There’s justification to trim city salaries
As city council prepares to examine its planned 4.7 per cent property tax increase for 2017, two questions come to mind when considering the possibility of a tax freeze.
First, can city hall perform such a financial feat without much of a disturbance to services? Second, could city hall go even further and deliver an actual tax cut?
The answer to both questions is “yes.” In fact, council need look no further than the largest area of spending to find the answer – salary and benefit costs.
In 2014, the city approved a 4.7 per cent property tax increase for 2017 as part of its multi-year budget. With the continued deterioration of Calgary’s economic situation, constant property tax increases are becoming more daunting for Calgarians to shoulder.
The growing appetite for meaningful tax reductions among Calgarians is likely driven by two main factors. First, since 2011, Calgarians have seen their annual property tax bills increase by an average of 7.6 per cent. Over the same period, inflation in Calgary averaged 1.7 per cent annually.
Second, Alberta’s dire economic conditions have contributed to approximately 40,000 job losses and an average decrease in earnings of 2.2 per cent. Data from Statistics Canada suggest Calgary is feeling the pain more so than Edmonton and many other parts of the province.

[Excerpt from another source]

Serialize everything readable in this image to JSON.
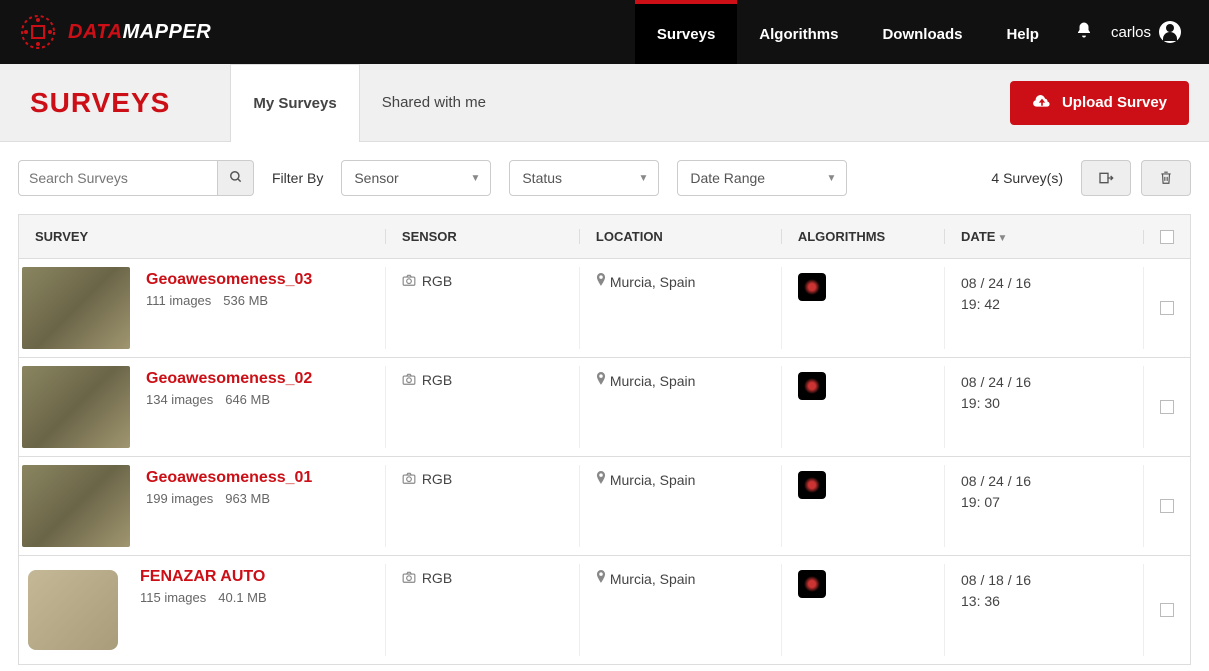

With these factors in mind, it’s entirely reasonable for Calgarians to expect city employees to feel the pinch too. As salaries and benefits account for 51 per cent of total expenses (2015), this area of spending is too large to ignore when looking for savings opportunities. Coupled with severe private sector job losses and rising municipal taxes, nothing should be off limits for the city when considering tax relief for all Calgarians.
From 2014 to 2015, total spending on salaries, wages and benefits at the City of Calgary increased by 6.1 per cent. Meanwhile, the number of people living in Calgary only grew by 2.4 per cent and inflation was only 1.2 per cent. Growth for wages and benefits for municipal government employees in Calgary is significantly out of line with economic factors, including the decrease in earnings that Calgarians in the private sector have suffered.
To provide more context, a recent Fraser Institute report compared private and government sector compensation. In 2014, for all municipal employees, they estimated that government sector workers were paid a premium of 6.9 per cent above private sector workers. However, if you included the golden pensions that city employees enjoy, the gap would rise substantially.
The city has estimated that each one per cent decrease in the property tax rate would be the equivalent of $15 million in forgone revenue for the city. Thus, a property tax freeze would require the city to find approximately $70.5 million in savings.
Based on information from Calgary’s annual report, a freeze in salaries and benefits in 2017 for city employees would likely save, based on a rough estimate, approximately $77 million (cautiously calculated from the four per cent salary increase negotiated in 2014). What’s more striking is that a two per cent salary reduction (equivalent to the private sector average) would yield an estimated additional $38 million in savings to the city.
The most frequent argument used by those who oppose tax reductions is that the quality of city services would be negatively impacted. Clearly, that’s not true. City hall could freeze taxes, or reduce them, merely by asking city employees to feel the pain a bit too.
When council discusses the property tax rate for 2017, it’s important to remember that it’s not a matter of if reasonable cuts can be made but, rather, if council chooses to make them.
John Whittaker is a policy analyst at the Manning Centre.
This column was published by the Calgary Herald on June 25, 2016